**What to work on:** Copy the entries exactly. Leave nothing out and add nothing.

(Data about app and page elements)
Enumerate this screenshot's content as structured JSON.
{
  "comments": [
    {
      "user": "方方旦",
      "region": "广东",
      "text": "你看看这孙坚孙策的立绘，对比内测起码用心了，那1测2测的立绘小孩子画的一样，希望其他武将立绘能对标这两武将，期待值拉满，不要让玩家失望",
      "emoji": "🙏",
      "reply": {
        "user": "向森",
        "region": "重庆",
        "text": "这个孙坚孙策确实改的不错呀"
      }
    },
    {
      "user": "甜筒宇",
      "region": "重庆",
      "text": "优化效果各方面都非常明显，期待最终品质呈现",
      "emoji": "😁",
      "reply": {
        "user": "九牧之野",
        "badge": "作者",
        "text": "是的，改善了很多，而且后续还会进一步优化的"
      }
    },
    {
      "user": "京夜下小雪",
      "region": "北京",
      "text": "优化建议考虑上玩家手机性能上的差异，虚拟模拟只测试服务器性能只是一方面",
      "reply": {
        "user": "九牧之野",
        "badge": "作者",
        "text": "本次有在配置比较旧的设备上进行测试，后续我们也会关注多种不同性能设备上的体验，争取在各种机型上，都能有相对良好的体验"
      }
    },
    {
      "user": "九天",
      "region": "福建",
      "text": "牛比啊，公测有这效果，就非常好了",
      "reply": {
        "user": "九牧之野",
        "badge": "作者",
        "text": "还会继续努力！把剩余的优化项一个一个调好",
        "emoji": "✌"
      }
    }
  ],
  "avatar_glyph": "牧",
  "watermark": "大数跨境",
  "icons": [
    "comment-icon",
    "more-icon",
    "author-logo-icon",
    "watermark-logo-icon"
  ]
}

**Task solution:**
Enumerate this screenshot's content as structured JSON.
{
  "comments": [
    {
      "user": "方方旦",
      "region": "广东",
      "text": "你看看这孙坚孙策的立绘，对比内测起码用心了，那1测2测的立绘小孩子画的一样，希望其他武将立绘能对标这两武将，期待值拉满，不要让玩家失望",
      "emoji": "🙏",
      "reply": {
        "user": "向森",
        "region": "重庆",
        "text": "这个孙坚孙策确实改的不错呀"
      }
    },
    {
      "user": "甜筒宇",
      "region": "重庆",
      "text": "优化效果各方面都非常明显，期待最终品质呈现",
      "emoji": "😁",
      "reply": {
        "user": "九牧之野",
        "badge": "作者",
        "text": "是的，改善了很多，而且后续还会进一步优化的"
      }
    },
    {
      "user": "京夜下小雪",
      "region": "北京",
      "text": "优化建议考虑上玩家手机性能上的差异，虚拟模拟只测试服务器性能只是一方面",
      "reply": {
        "user": "九牧之野",
        "badge": "作者",
        "text": "本次有在配置比较旧的设备上进行测试，后续我们也会关注多种不同性能设备上的体验，争取在各种机型上，都能有相对良好的体验"
      }
    },
    {
      "user": "九天",
      "region": "福建",
      "text": "牛比啊，公测有这效果，就非常好了",
      "reply": {
        "user": "九牧之野",
        "badge": "作者",
        "text": "还会继续努力！把剩余的优化项一个一个调好",
        "emoji": "✌"
      }
    }
  ],
  "avatar_glyph": "牧",
  "watermark": "大数跨境",
  "icons": [
    "comment-icon",
    "more-icon",
    "author-logo-icon",
    "watermark-logo-icon"
  ]
}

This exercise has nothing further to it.